His live show is unlike anything I’ve ever experienced in my life. I didn’t go in with any expectations, but I left feeling like I’d discovered a new world. As he started, his energetic six-piece band flooded the stage. Suddenly, there was Archie Marshall, looking lovely and tame. He smiles humbly as everyone screams- a sold out Showbox filled wall to wall- a stark difference from his last show here at our small Barboza. Before he began singing, I couldn’t read him. He was rather expressionless, and he didn’t come out screaming “What’s up Seattle!!” like most artists would. He smoothly slid into his first track and I was flooded with surprise. Boy has got pipes!
Every word he sings feels like a punch to the gut. I felt an overwhelming sense of pain, almost like he was telling me his life story. Everything he’s been through up to this point. This doesn’t even come through to me lyrically- it’s the way he takes over the stage. It’s as though as soon as he started his first note a button got pressed and he became someone else, maybe this is why he chose the moniker King Krule. Maybe it’s true, he’s “krule”, he invites you to feel with him for his hour and a half set. I think most people would describe it as a “passionate performance” but I think it’s deeper than that.
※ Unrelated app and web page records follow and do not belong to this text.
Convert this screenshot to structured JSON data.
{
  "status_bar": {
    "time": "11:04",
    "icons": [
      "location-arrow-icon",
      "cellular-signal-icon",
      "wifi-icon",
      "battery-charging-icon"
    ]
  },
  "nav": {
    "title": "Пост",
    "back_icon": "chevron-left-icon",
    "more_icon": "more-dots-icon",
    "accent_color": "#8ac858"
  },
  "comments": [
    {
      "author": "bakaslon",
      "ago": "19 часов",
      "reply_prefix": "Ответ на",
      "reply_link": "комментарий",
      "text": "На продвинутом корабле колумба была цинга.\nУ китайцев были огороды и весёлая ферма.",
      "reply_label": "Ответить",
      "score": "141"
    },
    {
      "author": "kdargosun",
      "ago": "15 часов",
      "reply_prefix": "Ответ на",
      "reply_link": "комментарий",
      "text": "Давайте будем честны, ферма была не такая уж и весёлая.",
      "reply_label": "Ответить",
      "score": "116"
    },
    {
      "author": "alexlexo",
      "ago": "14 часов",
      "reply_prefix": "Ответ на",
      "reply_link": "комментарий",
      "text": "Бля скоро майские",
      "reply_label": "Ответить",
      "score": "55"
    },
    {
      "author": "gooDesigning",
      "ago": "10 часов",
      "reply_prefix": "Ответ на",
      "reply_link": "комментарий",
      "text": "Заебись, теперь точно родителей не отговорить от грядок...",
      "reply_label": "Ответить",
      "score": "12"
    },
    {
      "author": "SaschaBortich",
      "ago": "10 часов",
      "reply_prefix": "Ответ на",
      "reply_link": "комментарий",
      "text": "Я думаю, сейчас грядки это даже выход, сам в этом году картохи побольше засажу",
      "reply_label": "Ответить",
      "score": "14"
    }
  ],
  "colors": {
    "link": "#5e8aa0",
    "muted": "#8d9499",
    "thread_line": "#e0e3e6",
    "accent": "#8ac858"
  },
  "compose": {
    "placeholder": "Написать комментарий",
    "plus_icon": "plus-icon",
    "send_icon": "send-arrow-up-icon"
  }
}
When he performed “A Lizard State” the band sounded so full that suddenly the room felt even smaller with music filling every corner. The jazz influences were shining brighter than they had to this point of his set. It’s new-wave of jazz, a renaissance if you will. He did the song in its entirety, including a quick 15 second lapse in music that left us clapping until we realized they weren’t finished. At points during his set I felt like I was at a punk show- with the crowd moshing around. Other times though- it felt sophisticated and like I may be at a jazz gig at a cafe. Two extremes that met in an unexpected middle. Sometimes Marshall was on the floor, howling his mumbled poems at us. Other times he was at the mic, with his eyes closed, singing softer than before. It was a ping-pong effect, everything constantly going from one side to the other.
By the time he did some crowd favorites, I felt exhausted. Like I had just run a marathon or something. I heard the strum of “Easy, Easy” and my heart sank. I don’t know why that song has always touched me. There’s something nostalgic about it- maybe it’s the time period when I listened to it. Maybe it’s that both Marshall and I were 19 when he released this song, that I related to him. Or maybe it’s that he makes you feel like it’s about you. I didn’t see a single person in the venue quiet during this tune. Everyone sang along, and room of strangers didn’t really feel so strange. It was incredible to witness.
Still, “Baby Blue” blew me further out of the water than any song performed that night. I thought I was going to cry when he softly uttered “My sandpaper sigh, engraves a line, into the rust of your tongue, I could have been someone to you”. Some heartbreak I didn’t own was suddenly transferred to me and I allowed myself to feel it as swayed while he sang.
I hope he comes back again, and soon. The almost four-year drought since his last visit left me parched. I feel satisfied, for now. This doesn’t do justice to what Marshall delivered that night. It has been the biggest challenge trying to put it in words. His talent surpasses any expectations and I look forward to continuing to watch him grow as an artist- he’s only 23 after all and I can only imagine where his career will take him.